“Many a calm river beings as a turbulent waterfall, yet none hurtles and foams all the way to the sea.”

-Mikhail Lermontov-

Chronic stress and gradual memory loss

When you’re stressed, you feel the world around you spinning too fast. However, it’s the opposite. Your cognitive skills get slowed down. It’s harder for you to focus, make decisions, and start a new task, among other things. Besides, your mind plays scary games with your head, creating doubts and threats that aren’t real.

It might seem redundant, but stress creates more stress. Thus, and even when you do notice the headaches, dizziness, and trouble sleeping, you don’t realize how harmful it is to your emotional and cognitive performance. Feeling unwell, helpless, unmotivated, and forgetting things are symptoms you need to take seriously.

Chronic stress and memory loss

Stress, from time to time, isn’t dangerous. In most cases, stress can help you achieve certain goals, overcome certain challenges, and make it easier for you to move on to things as a human being. Now, if that state becomes permanent, you’ll start seeing its hidden effects.

Doctor Jannine Wirkner from the University of Greifswald conducted studies that show something important. Acute stress, in short amounts, can improve your memory. This is great when you need to take tests. However, chronic stress and the constant release of cortisol makes it harder for you to create new memories.

Stress can interfere with every single one of your brain’s memory processes. This means it interrupts codification, consolidation, and recovery.

Remembering things can be difficult under chronic stress.

Chronic stress and its effects on the hippocampus and prefrontal cortex

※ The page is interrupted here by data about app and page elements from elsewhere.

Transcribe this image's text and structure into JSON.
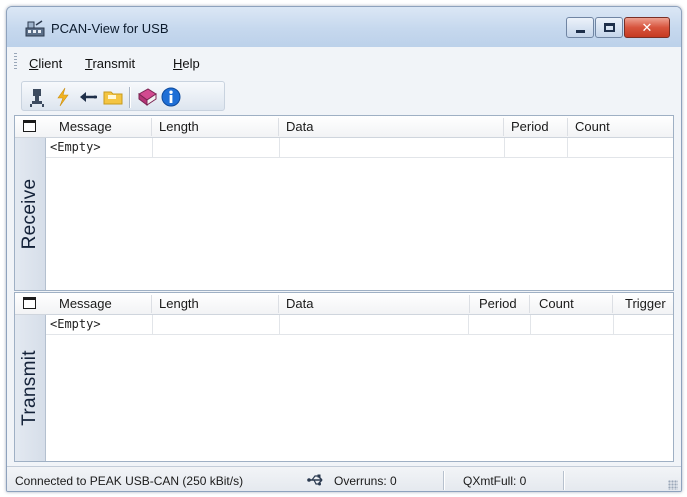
{
  "window": {
    "title": "PCAN-View for USB",
    "app_icon": "pcan-app-icon",
    "controls": {
      "minimize_icon": "minimize-icon",
      "maximize_icon": "maximize-icon",
      "close_icon": "close-icon",
      "close_glyph": "✕"
    }
  },
  "menu": [
    {
      "underline": "C",
      "rest": "lient"
    },
    {
      "underline": "T",
      "rest": "ransmit"
    },
    {
      "underline": "H",
      "rest": "elp"
    }
  ],
  "toolbar": {
    "icons": [
      "connect-icon",
      "disconnect-icon",
      "import-icon",
      "open-folder-icon",
      "manual-icon",
      "about-icon"
    ]
  },
  "receive": {
    "side_label": "Receive",
    "columns": [
      "Message",
      "Length",
      "Data",
      "Period",
      "Count"
    ],
    "rows": [
      {
        "message": "<Empty>"
      }
    ]
  },
  "transmit": {
    "side_label": "Transmit",
    "columns": [
      "Message",
      "Length",
      "Data",
      "Period",
      "Count",
      "Trigger"
    ],
    "rows": [
      {
        "message": "<Empty>"
      }
    ]
  },
  "status": {
    "connection": "Connected to PEAK USB-CAN (250 kBit/s)",
    "connection_icon": "usb-icon",
    "overruns": "Overruns: 0",
    "qxmtfull": "QXmtFull: 0"
  },
  "colors": {
    "titlebar": "#c6d8ee",
    "close_button": "#d7543d",
    "panel_side": "#d6dee9",
    "about_icon": "#1f6fd6",
    "connect_bolt": "#f2b320",
    "folder": "#f4c542"
  }
}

On the other hand, a different study conducted by Dr. Kim Jeasokok from the University of Florida shed interesting findings. When cortisol levels are too high, the hippocampus suffers a change in its morphology. This brain structure, related to your memory and emotions, shrinks as a consequence of stress hormones.

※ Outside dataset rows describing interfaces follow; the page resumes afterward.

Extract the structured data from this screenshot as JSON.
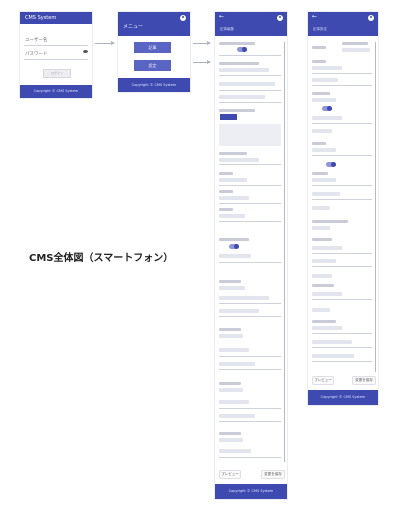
{
  "caption": "CMS全体図（スマートフォン）",
  "login": {
    "title": "CMS System",
    "user_placeholder": "ユーザー名",
    "password_placeholder": "パスワード",
    "login_button": "ログイン",
    "footer": "Copyright © CMS System"
  },
  "menu": {
    "title": "メニュー",
    "item1": "記事",
    "item2": "設定",
    "footer": "Copyright © CMS System"
  },
  "edit": {
    "title": "記事編集",
    "back_icon": "arrow-left",
    "avatar_icon": "account-circle",
    "preview_button": "プレビュー",
    "save_button": "変更を保存",
    "footer": "Copyright © CMS System"
  },
  "detail": {
    "title": "記事設定",
    "preview_button": "プレビュー",
    "save_button": "変更を保存",
    "footer": "Copyright © CMS System"
  },
  "colors": {
    "brand": "#3f4ab0",
    "brand_light": "#5a64c2"
  }
}
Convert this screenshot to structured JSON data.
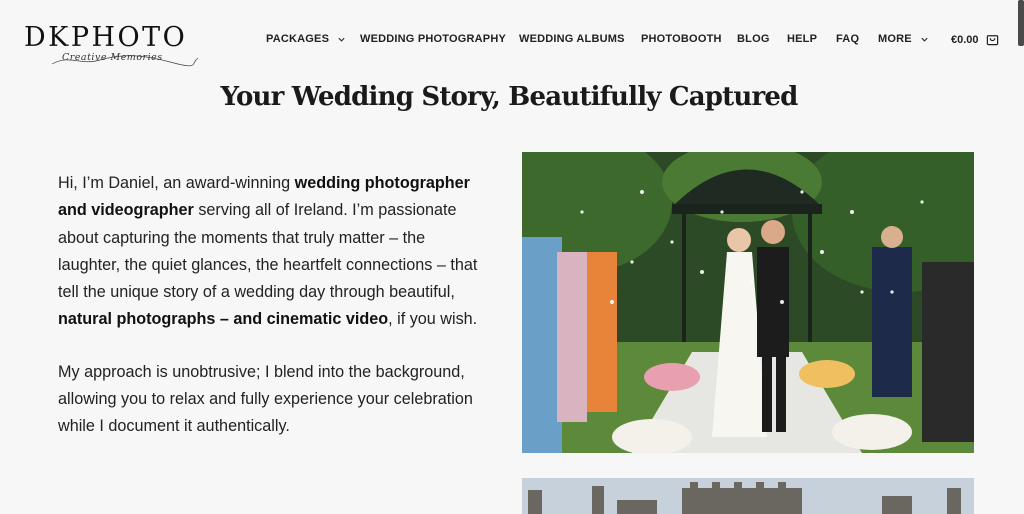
{
  "brand": {
    "name": "DKPHOTO",
    "tagline": "Creative Memories"
  },
  "nav": {
    "items": [
      {
        "label": "PACKAGES",
        "dropdown": true
      },
      {
        "label": "WEDDING PHOTOGRAPHY",
        "dropdown": false
      },
      {
        "label": "WEDDING ALBUMS",
        "dropdown": false
      },
      {
        "label": "PHOTOBOOTH",
        "dropdown": false
      },
      {
        "label": "BLOG",
        "dropdown": false
      },
      {
        "label": "HELP",
        "dropdown": false
      },
      {
        "label": "FAQ",
        "dropdown": false
      },
      {
        "label": "MORE",
        "dropdown": true
      }
    ],
    "cart_total": "€0.00",
    "cart_icon": "shopping-bag-icon"
  },
  "hero": {
    "title": "Your Wedding Story, Beautifully Captured"
  },
  "intro": {
    "p1_a": "Hi, I’m Daniel, an award-winning ",
    "p1_b": "wedding photographer and videographer",
    "p1_c": " serving all of Ireland. I’m passionate about capturing the moments that truly matter – the laughter, the quiet glances, the heartfelt connections – that tell the unique story of a wedding day through beautiful, ",
    "p1_d": "natural photographs – and cinematic video",
    "p1_e": ", if you wish.",
    "p2": "My approach is unobtrusive; I blend into the background, allowing you to relax and fully experience your celebration while I document it authentically."
  },
  "colors": {
    "background": "#f7f7f7",
    "text": "#222222",
    "foliage": "#2f4a28"
  }
}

Likewise, there’s another downside to chronic stress. Being in a constant state of alarm makes your amygdala stop your prefrontal cortex’s activities. This can make it harder to use logic, reflect on things, and make decisions.

The relationship between memory and stress

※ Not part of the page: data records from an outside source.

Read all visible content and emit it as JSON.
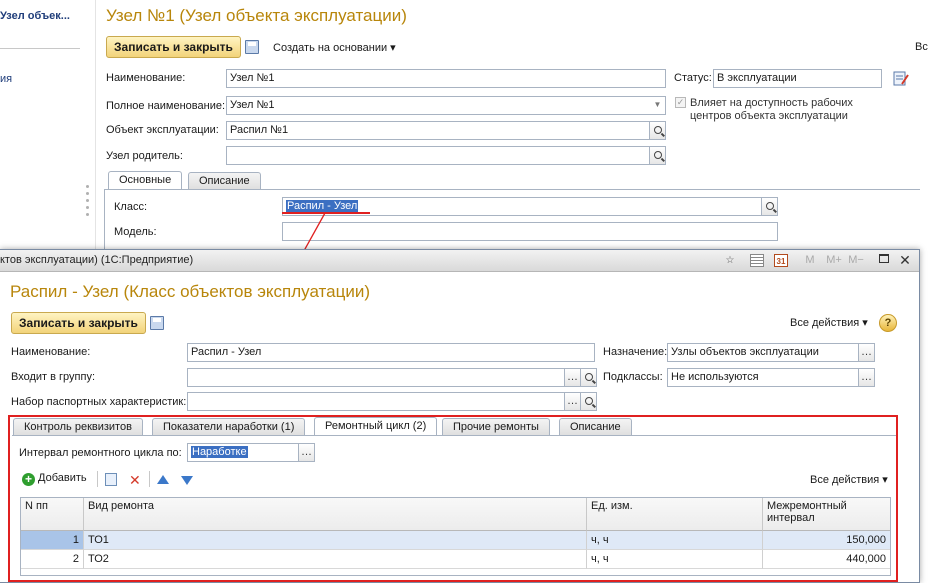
{
  "background_window": {
    "left_panel": {
      "item1": "Узел объек...",
      "item2": "ия"
    },
    "title": "Узел №1 (Узел объекта эксплуатации)",
    "toolbar": {
      "save_close_label": "Записать и закрыть",
      "create_based_on_label": "Создать на основании ▾",
      "all_actions_label": "Вс"
    },
    "fields": {
      "name_label": "Наименование:",
      "name_value": "Узел №1",
      "full_name_label": "Полное наименование:",
      "full_name_value": "Узел №1",
      "object_label": "Объект эксплуатации:",
      "object_value": "Распил №1",
      "parent_label": "Узел родитель:",
      "parent_value": "",
      "status_label": "Статус:",
      "status_value": "В эксплуатации",
      "affects_label_line1": "Влияет на доступность рабочих",
      "affects_label_line2": "центров объекта эксплуатации"
    },
    "tabs": [
      "Основные",
      "Описание"
    ],
    "tab_fields": {
      "class_label": "Класс:",
      "class_value": "Распил - Узел",
      "model_label": "Модель:",
      "model_value": ""
    }
  },
  "foreground_window": {
    "caption": "ктов эксплуатации)  (1С:Предприятие)",
    "caption_buttons": [
      "M",
      "M+",
      "M−"
    ],
    "title": "Распил - Узел (Класс объектов эксплуатации)",
    "toolbar": {
      "save_close_label": "Записать и закрыть",
      "all_actions_label": "Все действия ▾",
      "help_label": "?"
    },
    "fields": {
      "name_label": "Наименование:",
      "name_value": "Распил - Узел",
      "group_label": "Входит в группу:",
      "group_value": "",
      "passport_label": "Набор паспортных характеристик:",
      "passport_value": "",
      "purpose_label": "Назначение:",
      "purpose_value": "Узлы объектов эксплуатации",
      "subclasses_label": "Подклассы:",
      "subclasses_value": "Не используются"
    },
    "tabs": [
      "Контроль реквизитов",
      "Показатели наработки (1)",
      "Ремонтный цикл (2)",
      "Прочие ремонты",
      "Описание"
    ],
    "repair_cycle": {
      "interval_label": "Интервал ремонтного цикла по:",
      "interval_value": "Наработке",
      "add_label": "Добавить",
      "all_actions_label": "Все действия ▾",
      "columns": [
        "N пп",
        "Вид ремонта",
        "Ед. изм.",
        "Межремонтный интервал"
      ],
      "rows": [
        {
          "n": "1",
          "kind": "ТО1",
          "unit": "ч, ч",
          "interval": "150,000"
        },
        {
          "n": "2",
          "kind": "ТО2",
          "unit": "ч, ч",
          "interval": "440,000"
        }
      ]
    }
  },
  "colors": {
    "title": "#b8860b",
    "highlight_box": "#e02020",
    "selection": "#3b6fc2"
  }
}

Chronic stress can make things more complex than you initially thought. Remember that it gets chronic when you spend weeks or months worrying about anything and being under a lot of pressure. This makes your memory fail. However, post-traumatic stress disorder makes you remember specific things more deeply.

  • When you go through dramatic experiences with a high emotional charge, your hippocampus retains those awful images and feelings indefinitely.
  • However, such experiences can also make it harder to create new memories. This gives way to reasoning issues such as flawed reflective and logical analysis, lack of focus, and poor decision making, among other things.
Meditation can help you handle chronic stress and improving your memory.

This shows how complex your brain can be. Now, despite these circumstances, traumas, and how chronic stress affects you, try to remember this. Your brain is like plastic, it can change and revert these effects.

Physical activities, psychological therapy, meditation, stress management, and focusing on a healthy lifestyle can help you improve the way you feel and brain plasticity. You need to start today!

All cited sources were thoroughly reviewed by our team to ensure their quality, reliability, currency, and validity. The bibliography of this article was considered reliable and of academic or scientific accuracy.

  • Wirkner, J., Ventura-Bort, C., Schwabe, L., Hamm, A. O., & Weymar, M. (2019). Chronic stress and emotion: Differential effects on attentional processing and recognition memory. Psychoneuroendocrinology, 107, 93–97. doi: 10.1016/j.psyneuen.2019.05.008
  • Kim, JJ y Diamond, DM (2002). El hipocampo estresado, la plasticidad sináptica y los recuerdos perdidos. Nature Reviews Neuroscience , 3 (6), 453–462.

This text is provided for informational purposes only and does not replace consultation with a professional. If in doubt, consult your specialist.